SUPPLIED RECORDS:

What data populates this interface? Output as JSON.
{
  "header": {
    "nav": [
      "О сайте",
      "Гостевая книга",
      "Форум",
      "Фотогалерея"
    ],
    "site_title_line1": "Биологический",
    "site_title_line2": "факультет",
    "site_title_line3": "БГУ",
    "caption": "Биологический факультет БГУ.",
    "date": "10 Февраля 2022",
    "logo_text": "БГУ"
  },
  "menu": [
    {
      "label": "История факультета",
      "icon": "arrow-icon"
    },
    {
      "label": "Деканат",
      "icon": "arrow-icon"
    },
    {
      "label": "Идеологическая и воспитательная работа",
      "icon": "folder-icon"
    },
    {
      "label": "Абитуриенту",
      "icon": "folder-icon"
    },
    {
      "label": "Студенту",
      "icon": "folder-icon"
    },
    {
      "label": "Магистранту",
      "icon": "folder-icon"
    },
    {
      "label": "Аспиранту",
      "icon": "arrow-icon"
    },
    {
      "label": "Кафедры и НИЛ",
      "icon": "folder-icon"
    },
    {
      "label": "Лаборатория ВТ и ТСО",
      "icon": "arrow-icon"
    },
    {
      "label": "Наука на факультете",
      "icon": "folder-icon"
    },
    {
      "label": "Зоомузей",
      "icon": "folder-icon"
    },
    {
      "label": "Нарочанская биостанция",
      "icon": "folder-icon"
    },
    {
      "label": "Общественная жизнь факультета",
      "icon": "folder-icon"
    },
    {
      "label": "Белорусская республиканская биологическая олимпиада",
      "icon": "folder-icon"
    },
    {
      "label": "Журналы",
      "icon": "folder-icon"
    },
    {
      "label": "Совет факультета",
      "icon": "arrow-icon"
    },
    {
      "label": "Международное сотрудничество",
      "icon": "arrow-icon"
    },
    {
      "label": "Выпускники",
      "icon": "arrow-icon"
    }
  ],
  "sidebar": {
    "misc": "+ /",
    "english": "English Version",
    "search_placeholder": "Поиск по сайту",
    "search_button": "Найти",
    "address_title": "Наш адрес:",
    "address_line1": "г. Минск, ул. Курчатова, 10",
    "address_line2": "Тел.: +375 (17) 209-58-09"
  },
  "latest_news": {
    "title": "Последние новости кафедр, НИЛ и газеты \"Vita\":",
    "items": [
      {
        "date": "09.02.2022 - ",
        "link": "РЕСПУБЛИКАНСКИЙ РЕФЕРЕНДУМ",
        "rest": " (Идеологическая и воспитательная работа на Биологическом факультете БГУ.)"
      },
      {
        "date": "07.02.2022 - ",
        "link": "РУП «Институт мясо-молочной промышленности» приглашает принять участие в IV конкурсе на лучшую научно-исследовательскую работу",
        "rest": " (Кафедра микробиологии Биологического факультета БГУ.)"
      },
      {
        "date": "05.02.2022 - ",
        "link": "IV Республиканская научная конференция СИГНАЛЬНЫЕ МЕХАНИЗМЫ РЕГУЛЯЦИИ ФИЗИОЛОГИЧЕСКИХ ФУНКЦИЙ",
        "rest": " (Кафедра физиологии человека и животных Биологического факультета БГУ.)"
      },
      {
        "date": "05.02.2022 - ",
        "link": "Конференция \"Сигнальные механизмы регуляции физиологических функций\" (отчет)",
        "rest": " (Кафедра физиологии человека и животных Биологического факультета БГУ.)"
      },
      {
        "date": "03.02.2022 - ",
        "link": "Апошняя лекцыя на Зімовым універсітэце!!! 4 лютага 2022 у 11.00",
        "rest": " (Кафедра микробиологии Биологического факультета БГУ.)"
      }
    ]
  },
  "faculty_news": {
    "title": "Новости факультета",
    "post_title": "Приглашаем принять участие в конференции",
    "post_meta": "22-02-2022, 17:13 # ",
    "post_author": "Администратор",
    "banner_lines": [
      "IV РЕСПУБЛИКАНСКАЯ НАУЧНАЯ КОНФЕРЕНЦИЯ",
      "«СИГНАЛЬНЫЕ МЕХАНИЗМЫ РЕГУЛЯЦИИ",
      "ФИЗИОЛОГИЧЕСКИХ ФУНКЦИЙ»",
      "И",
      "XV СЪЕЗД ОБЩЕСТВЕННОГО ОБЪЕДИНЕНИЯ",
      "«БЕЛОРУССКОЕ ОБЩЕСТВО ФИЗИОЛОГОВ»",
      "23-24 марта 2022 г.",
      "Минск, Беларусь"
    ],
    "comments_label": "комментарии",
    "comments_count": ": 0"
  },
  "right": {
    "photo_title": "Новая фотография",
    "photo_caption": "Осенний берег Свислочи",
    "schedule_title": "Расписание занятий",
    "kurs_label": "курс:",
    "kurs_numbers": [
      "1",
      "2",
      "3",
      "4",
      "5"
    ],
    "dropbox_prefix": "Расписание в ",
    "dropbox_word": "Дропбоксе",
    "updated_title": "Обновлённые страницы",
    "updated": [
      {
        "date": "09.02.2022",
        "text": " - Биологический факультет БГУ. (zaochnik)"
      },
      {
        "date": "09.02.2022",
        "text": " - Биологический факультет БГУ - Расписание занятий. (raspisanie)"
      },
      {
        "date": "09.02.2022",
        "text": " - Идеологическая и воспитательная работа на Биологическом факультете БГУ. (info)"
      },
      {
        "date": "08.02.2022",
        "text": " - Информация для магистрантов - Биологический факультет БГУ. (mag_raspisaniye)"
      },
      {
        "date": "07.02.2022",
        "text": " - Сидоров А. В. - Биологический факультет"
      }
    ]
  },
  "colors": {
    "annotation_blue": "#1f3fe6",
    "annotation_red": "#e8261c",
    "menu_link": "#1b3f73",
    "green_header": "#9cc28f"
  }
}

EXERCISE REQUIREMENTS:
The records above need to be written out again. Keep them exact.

TASK OUTPUT:
What data populates this interface? Output as JSON.
{
  "header": {
    "nav": [
      "О сайте",
      "Гостевая книга",
      "Форум",
      "Фотогалерея"
    ],
    "site_title_line1": "Биологический",
    "site_title_line2": "факультет",
    "site_title_line3": "БГУ",
    "caption": "Биологический факультет БГУ.",
    "date": "10 Февраля 2022",
    "logo_text": "БГУ"
  },
  "menu": [
    {
      "label": "История факультета",
      "icon": "arrow-icon"
    },
    {
      "label": "Деканат",
      "icon": "arrow-icon"
    },
    {
      "label": "Идеологическая и воспитательная работа",
      "icon": "folder-icon"
    },
    {
      "label": "Абитуриенту",
      "icon": "folder-icon"
    },
    {
      "label": "Студенту",
      "icon": "folder-icon"
    },
    {
      "label": "Магистранту",
      "icon": "folder-icon"
    },
    {
      "label": "Аспиранту",
      "icon": "arrow-icon"
    },
    {
      "label": "Кафедры и НИЛ",
      "icon": "folder-icon"
    },
    {
      "label": "Лаборатория ВТ и ТСО",
      "icon": "arrow-icon"
    },
    {
      "label": "Наука на факультете",
      "icon": "folder-icon"
    },
    {
      "label": "Зоомузей",
      "icon": "folder-icon"
    },
    {
      "label": "Нарочанская биостанция",
      "icon": "folder-icon"
    },
    {
      "label": "Общественная жизнь факультета",
      "icon": "folder-icon"
    },
    {
      "label": "Белорусская республиканская биологическая олимпиада",
      "icon": "folder-icon"
    },
    {
      "label": "Журналы",
      "icon": "folder-icon"
    },
    {
      "label": "Совет факультета",
      "icon": "arrow-icon"
    },
    {
      "label": "Международное сотрудничество",
      "icon": "arrow-icon"
    },
    {
      "label": "Выпускники",
      "icon": "arrow-icon"
    }
  ],
  "sidebar": {
    "misc": "+ /",
    "english": "English Version",
    "search_placeholder": "Поиск по сайту",
    "search_button": "Найти",
    "address_title": "Наш адрес:",
    "address_line1": "г. Минск, ул. Курчатова, 10",
    "address_line2": "Тел.: +375 (17) 209-58-09"
  },
  "latest_news": {
    "title": "Последние новости кафедр, НИЛ и газеты \"Vita\":",
    "items": [
      {
        "date": "09.02.2022 - ",
        "link": "РЕСПУБЛИКАНСКИЙ РЕФЕРЕНДУМ",
        "rest": " (Идеологическая и воспитательная работа на Биологическом факультете БГУ.)"
      },
      {
        "date": "07.02.2022 - ",
        "link": "РУП «Институт мясо-молочной промышленности» приглашает принять участие в IV конкурсе на лучшую научно-исследовательскую работу",
        "rest": " (Кафедра микробиологии Биологического факультета БГУ.)"
      },
      {
        "date": "05.02.2022 - ",
        "link": "IV Республиканская научная конференция СИГНАЛЬНЫЕ МЕХАНИЗМЫ РЕГУЛЯЦИИ ФИЗИОЛОГИЧЕСКИХ ФУНКЦИЙ",
        "rest": " (Кафедра физиологии человека и животных Биологического факультета БГУ.)"
      },
      {
        "date": "05.02.2022 - ",
        "link": "Конференция \"Сигнальные механизмы регуляции физиологических функций\" (отчет)",
        "rest": " (Кафедра физиологии человека и животных Биологического факультета БГУ.)"
      },
      {
        "date": "03.02.2022 - ",
        "link": "Апошняя лекцыя на Зімовым універсітэце!!! 4 лютага 2022 у 11.00",
        "rest": " (Кафедра микробиологии Биологического факультета БГУ.)"
      }
    ]
  },
  "faculty_news": {
    "title": "Новости факультета",
    "post_title": "Приглашаем принять участие в конференции",
    "post_meta": "22-02-2022, 17:13 # ",
    "post_author": "Администратор",
    "banner_lines": [
      "IV РЕСПУБЛИКАНСКАЯ НАУЧНАЯ КОНФЕРЕНЦИЯ",
      "«СИГНАЛЬНЫЕ МЕХАНИЗМЫ РЕГУЛЯЦИИ",
      "ФИЗИОЛОГИЧЕСКИХ ФУНКЦИЙ»",
      "И",
      "XV СЪЕЗД ОБЩЕСТВЕННОГО ОБЪЕДИНЕНИЯ",
      "«БЕЛОРУССКОЕ ОБЩЕСТВО ФИЗИОЛОГОВ»",
      "23-24 марта 2022 г.",
      "Минск, Беларусь"
    ],
    "comments_label": "комментарии",
    "comments_count": ": 0"
  },
  "right": {
    "photo_title": "Новая фотография",
    "photo_caption": "Осенний берег Свислочи",
    "schedule_title": "Расписание занятий",
    "kurs_label": "курс:",
    "kurs_numbers": [
      "1",
      "2",
      "3",
      "4",
      "5"
    ],
    "dropbox_prefix": "Расписание в ",
    "dropbox_word": "Дропбоксе",
    "updated_title": "Обновлённые страницы",
    "updated": [
      {
        "date": "09.02.2022",
        "text": " - Биологический факультет БГУ. (zaochnik)"
      },
      {
        "date": "09.02.2022",
        "text": " - Биологический факультет БГУ - Расписание занятий. (raspisanie)"
      },
      {
        "date": "09.02.2022",
        "text": " - Идеологическая и воспитательная работа на Биологическом факультете БГУ. (info)"
      },
      {
        "date": "08.02.2022",
        "text": " - Информация для магистрантов - Биологический факультет БГУ. (mag_raspisaniye)"
      },
      {
        "date": "07.02.2022",
        "text": " - Сидоров А. В. - Биологический факультет"
      }
    ]
  },
  "colors": {
    "annotation_blue": "#1f3fe6",
    "annotation_red": "#e8261c",
    "menu_link": "#1b3f73",
    "green_header": "#9cc28f"
  }
}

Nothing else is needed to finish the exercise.